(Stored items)
******

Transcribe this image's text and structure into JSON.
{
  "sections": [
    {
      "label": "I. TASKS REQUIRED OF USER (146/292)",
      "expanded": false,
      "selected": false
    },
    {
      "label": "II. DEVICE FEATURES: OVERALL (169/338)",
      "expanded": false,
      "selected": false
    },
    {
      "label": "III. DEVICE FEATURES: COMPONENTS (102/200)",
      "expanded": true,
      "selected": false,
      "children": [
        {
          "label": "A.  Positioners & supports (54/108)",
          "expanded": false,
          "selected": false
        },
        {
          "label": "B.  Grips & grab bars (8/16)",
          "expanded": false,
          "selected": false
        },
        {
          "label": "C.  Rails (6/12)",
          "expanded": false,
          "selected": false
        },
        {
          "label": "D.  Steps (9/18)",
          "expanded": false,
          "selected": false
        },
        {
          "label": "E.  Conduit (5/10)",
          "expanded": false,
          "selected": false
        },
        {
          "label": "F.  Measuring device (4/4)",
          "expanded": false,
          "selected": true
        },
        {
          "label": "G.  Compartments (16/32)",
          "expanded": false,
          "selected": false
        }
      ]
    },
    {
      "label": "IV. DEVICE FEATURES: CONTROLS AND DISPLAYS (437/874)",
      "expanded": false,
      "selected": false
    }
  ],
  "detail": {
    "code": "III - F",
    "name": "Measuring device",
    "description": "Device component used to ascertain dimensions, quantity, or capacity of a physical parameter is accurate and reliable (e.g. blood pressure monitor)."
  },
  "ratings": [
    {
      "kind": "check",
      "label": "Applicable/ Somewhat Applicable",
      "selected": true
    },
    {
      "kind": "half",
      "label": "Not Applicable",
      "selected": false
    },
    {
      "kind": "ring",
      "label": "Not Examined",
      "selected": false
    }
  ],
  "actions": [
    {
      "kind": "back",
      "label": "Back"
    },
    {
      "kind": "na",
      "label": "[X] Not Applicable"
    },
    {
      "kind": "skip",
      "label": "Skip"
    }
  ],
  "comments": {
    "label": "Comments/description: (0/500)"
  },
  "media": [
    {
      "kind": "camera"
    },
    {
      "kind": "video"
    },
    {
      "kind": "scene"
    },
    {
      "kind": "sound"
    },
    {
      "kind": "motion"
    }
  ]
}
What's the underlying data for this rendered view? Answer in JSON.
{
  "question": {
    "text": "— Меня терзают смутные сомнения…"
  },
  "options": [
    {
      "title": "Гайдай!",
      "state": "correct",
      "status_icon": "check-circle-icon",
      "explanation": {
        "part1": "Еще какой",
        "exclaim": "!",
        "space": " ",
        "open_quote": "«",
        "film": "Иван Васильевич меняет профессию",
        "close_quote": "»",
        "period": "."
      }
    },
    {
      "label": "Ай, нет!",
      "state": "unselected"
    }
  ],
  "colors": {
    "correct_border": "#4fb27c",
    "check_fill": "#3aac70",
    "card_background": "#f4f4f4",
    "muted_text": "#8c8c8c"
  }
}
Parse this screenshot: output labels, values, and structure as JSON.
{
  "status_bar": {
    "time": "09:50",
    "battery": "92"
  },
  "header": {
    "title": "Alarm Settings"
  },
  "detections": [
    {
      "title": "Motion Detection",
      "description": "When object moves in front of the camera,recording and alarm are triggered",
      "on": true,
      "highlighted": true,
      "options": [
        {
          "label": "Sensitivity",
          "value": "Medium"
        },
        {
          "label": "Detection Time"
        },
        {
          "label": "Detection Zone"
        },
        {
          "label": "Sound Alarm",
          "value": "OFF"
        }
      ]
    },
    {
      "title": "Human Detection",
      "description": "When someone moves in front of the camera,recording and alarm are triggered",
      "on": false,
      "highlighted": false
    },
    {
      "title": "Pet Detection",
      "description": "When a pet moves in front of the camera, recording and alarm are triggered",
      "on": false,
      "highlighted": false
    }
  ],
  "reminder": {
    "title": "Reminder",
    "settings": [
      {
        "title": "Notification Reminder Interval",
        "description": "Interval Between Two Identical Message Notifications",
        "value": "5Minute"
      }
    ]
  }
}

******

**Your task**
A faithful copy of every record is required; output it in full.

**Written answer**
Transcribe this image's text and structure into JSON.
{
  "sections": [
    {
      "label": "I. TASKS REQUIRED OF USER (146/292)",
      "expanded": false,
      "selected": false
    },
    {
      "label": "II. DEVICE FEATURES: OVERALL (169/338)",
      "expanded": false,
      "selected": false
    },
    {
      "label": "III. DEVICE FEATURES: COMPONENTS (102/200)",
      "expanded": true,
      "selected": false,
      "children": [
        {
          "label": "A.  Positioners & supports (54/108)",
          "expanded": false,
          "selected": false
        },
        {
          "label": "B.  Grips & grab bars (8/16)",
          "expanded": false,
          "selected": false
        },
        {
          "label": "C.  Rails (6/12)",
          "expanded": false,
          "selected": false
        },
        {
          "label": "D.  Steps (9/18)",
          "expanded": false,
          "selected": false
        },
        {
          "label": "E.  Conduit (5/10)",
          "expanded": false,
          "selected": false
        },
        {
          "label": "F.  Measuring device (4/4)",
          "expanded": false,
          "selected": true
        },
        {
          "label": "G.  Compartments (16/32)",
          "expanded": false,
          "selected": false
        }
      ]
    },
    {
      "label": "IV. DEVICE FEATURES: CONTROLS AND DISPLAYS (437/874)",
      "expanded": false,
      "selected": false
    }
  ],
  "detail": {
    "code": "III - F",
    "name": "Measuring device",
    "description": "Device component used to ascertain dimensions, quantity, or capacity of a physical parameter is accurate and reliable (e.g. blood pressure monitor)."
  },
  "ratings": [
    {
      "kind": "check",
      "label": "Applicable/ Somewhat Applicable",
      "selected": true
    },
    {
      "kind": "half",
      "label": "Not Applicable",
      "selected": false
    },
    {
      "kind": "ring",
      "label": "Not Examined",
      "selected": false
    }
  ],
  "actions": [
    {
      "kind": "back",
      "label": "Back"
    },
    {
      "kind": "na",
      "label": "[X] Not Applicable"
    },
    {
      "kind": "skip",
      "label": "Skip"
    }
  ],
  "comments": {
    "label": "Comments/description: (0/500)"
  },
  "media": [
    {
      "kind": "camera"
    },
    {
      "kind": "video"
    },
    {
      "kind": "scene"
    },
    {
      "kind": "sound"
    },
    {
      "kind": "motion"
    }
  ]
}
What's the underlying data for this rendered view? Answer in JSON.
{
  "question": {
    "text": "— Меня терзают смутные сомнения…"
  },
  "options": [
    {
      "title": "Гайдай!",
      "state": "correct",
      "status_icon": "check-circle-icon",
      "explanation": {
        "part1": "Еще какой",
        "exclaim": "!",
        "space": " ",
        "open_quote": "«",
        "film": "Иван Васильевич меняет профессию",
        "close_quote": "»",
        "period": "."
      }
    },
    {
      "label": "Ай, нет!",
      "state": "unselected"
    }
  ],
  "colors": {
    "correct_border": "#4fb27c",
    "check_fill": "#3aac70",
    "card_background": "#f4f4f4",
    "muted_text": "#8c8c8c"
  }
}
Parse this screenshot: output labels, values, and structure as JSON.
{
  "status_bar": {
    "time": "09:50",
    "battery": "92"
  },
  "header": {
    "title": "Alarm Settings"
  },
  "detections": [
    {
      "title": "Motion Detection",
      "description": "When object moves in front of the camera,recording and alarm are triggered",
      "on": true,
      "highlighted": true,
      "options": [
        {
          "label": "Sensitivity",
          "value": "Medium"
        },
        {
          "label": "Detection Time"
        },
        {
          "label": "Detection Zone"
        },
        {
          "label": "Sound Alarm",
          "value": "OFF"
        }
      ]
    },
    {
      "title": "Human Detection",
      "description": "When someone moves in front of the camera,recording and alarm are triggered",
      "on": false,
      "highlighted": false
    },
    {
      "title": "Pet Detection",
      "description": "When a pet moves in front of the camera, recording and alarm are triggered",
      "on": false,
      "highlighted": false
    }
  ],
  "reminder": {
    "title": "Reminder",
    "settings": [
      {
        "title": "Notification Reminder Interval",
        "description": "Interval Between Two Identical Message Notifications",
        "value": "5Minute"
      }
    ]
  }
}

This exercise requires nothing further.